  • TOF just closed out a GEF Blue Forests Project with a staff and partners retreat to write our lessons-learned report, and a guide for mangrove restoration as a resilience and carbon storage strategy. These will be published shortly.
  • The Blue Resilience Initiative is increasing capacity by bringing together experts to teach resource managers how to do restoration, how to follow the standardized certification methodology, and thus calculate carbon uptake and storage.
  • And, as we prefer to create bridges among TOF projects and disciplines, some scientists trained and equipped through our International Ocean Acidification Initiative are now monitoring ocean chemistry before, during and after habitat restoration projects. The hope is that the data on the local effects of improved habitats will inform future OA mitigation activities. We are funding two projects right now: a mangrove restoration in Fiji, and a seagrass restoration in Colombia.

Finally, we are working with our long-time partners at Rockefeller Capital Management to build on the success of our Rockefeller Ocean Strategy Fund ($100m under management), by expanding it and re-framing it as the Rockefeller Climate Solutions Fund.

Melting ice caps in the arctic

In short, we have worked long and hard to bring attention to how the ocean and its animals and habitats will be disrupted by climate change. These reports brought few surprises and a lot of opportunities. We cannot hide behind the notion that the ocean “is too big to fix,” as TOF Board of Advisors member (and former head of NOAA), Dr. Jane Lubchenco, wrote in a recent essay. Instead, she recommends that we move on to “People and the Ocean 3.0” where we all acknowledge, “The ocean is so central to our future, it is too big and too important to ignore.” There is much to be done.
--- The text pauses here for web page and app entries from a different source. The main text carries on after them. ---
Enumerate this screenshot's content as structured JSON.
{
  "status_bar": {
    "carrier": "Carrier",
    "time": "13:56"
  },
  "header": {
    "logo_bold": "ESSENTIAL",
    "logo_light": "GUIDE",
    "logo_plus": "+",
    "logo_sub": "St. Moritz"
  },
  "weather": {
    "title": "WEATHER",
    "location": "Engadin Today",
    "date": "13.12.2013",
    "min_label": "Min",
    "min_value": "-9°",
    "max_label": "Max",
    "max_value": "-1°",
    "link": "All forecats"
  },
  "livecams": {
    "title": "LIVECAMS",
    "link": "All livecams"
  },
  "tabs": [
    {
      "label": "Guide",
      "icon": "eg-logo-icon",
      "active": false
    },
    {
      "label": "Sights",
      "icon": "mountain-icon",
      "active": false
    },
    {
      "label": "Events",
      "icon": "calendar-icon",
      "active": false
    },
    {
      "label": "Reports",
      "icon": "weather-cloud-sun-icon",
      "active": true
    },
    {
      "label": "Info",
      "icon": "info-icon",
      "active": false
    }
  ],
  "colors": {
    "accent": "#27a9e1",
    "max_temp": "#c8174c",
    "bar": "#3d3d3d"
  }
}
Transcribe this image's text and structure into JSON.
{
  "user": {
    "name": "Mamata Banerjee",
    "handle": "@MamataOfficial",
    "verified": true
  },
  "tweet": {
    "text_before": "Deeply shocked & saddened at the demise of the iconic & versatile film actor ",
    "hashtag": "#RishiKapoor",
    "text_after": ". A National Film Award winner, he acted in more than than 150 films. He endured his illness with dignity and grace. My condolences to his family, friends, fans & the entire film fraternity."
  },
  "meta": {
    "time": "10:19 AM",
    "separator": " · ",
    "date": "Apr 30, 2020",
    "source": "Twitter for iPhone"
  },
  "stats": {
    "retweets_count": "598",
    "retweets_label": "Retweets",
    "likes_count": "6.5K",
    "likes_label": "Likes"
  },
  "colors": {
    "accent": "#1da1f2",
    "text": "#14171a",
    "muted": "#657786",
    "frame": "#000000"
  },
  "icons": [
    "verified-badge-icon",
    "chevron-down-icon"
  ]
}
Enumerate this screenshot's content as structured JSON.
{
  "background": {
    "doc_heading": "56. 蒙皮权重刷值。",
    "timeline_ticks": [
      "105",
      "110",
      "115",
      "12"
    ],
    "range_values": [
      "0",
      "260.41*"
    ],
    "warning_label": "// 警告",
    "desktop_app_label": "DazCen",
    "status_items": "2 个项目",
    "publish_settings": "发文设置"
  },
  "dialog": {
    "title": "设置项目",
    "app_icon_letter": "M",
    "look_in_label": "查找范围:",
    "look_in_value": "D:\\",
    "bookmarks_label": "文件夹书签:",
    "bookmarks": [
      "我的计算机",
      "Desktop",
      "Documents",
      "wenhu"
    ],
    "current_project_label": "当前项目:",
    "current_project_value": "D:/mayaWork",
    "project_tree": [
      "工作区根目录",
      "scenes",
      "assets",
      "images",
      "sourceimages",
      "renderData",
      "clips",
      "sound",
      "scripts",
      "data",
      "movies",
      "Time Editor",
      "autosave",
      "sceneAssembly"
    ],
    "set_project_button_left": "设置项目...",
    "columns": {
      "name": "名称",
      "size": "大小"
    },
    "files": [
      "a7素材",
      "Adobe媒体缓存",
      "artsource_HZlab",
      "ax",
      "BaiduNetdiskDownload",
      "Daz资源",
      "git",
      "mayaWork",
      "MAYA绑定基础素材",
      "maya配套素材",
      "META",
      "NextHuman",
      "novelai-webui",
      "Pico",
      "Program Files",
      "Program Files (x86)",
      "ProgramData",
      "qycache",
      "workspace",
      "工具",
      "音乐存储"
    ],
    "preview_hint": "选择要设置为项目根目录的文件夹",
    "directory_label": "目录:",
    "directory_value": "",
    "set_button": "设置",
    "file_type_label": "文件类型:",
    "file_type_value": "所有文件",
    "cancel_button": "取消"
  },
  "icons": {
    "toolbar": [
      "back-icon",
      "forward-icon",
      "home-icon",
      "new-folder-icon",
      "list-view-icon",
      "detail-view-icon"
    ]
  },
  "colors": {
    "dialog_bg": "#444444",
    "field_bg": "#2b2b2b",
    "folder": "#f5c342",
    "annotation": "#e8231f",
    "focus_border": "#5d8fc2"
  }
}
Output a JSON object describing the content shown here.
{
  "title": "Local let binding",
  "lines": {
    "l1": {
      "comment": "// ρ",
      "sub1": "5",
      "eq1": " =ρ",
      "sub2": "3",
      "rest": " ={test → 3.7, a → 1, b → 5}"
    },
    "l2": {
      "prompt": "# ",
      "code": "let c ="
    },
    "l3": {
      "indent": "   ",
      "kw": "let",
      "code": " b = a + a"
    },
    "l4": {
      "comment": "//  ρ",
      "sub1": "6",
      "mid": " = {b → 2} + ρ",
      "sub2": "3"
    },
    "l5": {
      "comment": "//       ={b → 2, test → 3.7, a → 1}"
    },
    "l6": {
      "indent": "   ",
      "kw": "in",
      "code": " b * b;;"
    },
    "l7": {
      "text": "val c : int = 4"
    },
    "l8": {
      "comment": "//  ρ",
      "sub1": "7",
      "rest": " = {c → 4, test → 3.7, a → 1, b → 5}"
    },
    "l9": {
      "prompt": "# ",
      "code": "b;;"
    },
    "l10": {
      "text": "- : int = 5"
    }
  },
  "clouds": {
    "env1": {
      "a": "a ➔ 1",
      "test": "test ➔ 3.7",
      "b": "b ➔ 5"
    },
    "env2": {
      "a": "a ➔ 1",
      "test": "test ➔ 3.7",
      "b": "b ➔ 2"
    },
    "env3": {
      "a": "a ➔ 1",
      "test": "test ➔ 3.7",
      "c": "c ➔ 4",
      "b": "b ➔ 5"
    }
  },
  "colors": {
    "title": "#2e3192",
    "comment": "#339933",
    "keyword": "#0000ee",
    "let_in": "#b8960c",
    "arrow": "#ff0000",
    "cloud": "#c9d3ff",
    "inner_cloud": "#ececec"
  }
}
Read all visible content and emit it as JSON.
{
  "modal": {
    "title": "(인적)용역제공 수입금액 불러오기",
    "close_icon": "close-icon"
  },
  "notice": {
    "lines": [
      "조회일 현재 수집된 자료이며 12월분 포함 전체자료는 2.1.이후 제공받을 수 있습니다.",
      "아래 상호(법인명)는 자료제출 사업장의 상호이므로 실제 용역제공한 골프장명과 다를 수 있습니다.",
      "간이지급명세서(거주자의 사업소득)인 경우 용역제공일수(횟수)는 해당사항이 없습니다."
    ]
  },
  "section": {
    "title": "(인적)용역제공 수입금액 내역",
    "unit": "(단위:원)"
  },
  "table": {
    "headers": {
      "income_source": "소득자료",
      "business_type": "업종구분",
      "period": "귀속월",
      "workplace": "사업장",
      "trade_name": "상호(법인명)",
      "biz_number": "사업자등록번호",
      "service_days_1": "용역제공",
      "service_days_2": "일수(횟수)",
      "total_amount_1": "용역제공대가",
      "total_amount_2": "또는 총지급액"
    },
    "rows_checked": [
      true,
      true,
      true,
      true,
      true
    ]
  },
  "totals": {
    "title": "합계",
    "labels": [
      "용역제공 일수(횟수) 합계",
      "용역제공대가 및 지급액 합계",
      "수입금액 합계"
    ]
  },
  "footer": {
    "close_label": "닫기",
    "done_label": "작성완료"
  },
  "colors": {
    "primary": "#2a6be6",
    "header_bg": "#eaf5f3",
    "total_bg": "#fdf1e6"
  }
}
And, we are not slowing down.

1Special Report on the Ocean and Cryosphere in a Changing Climate
2The Ocean as a Solution for Climate Change: 5 Opportunities for Action
3Conflict Resolution for Addressing Climate Change With Ocean-Altering Projects
4With a related VCS certification on restoration done, and on conservation pending.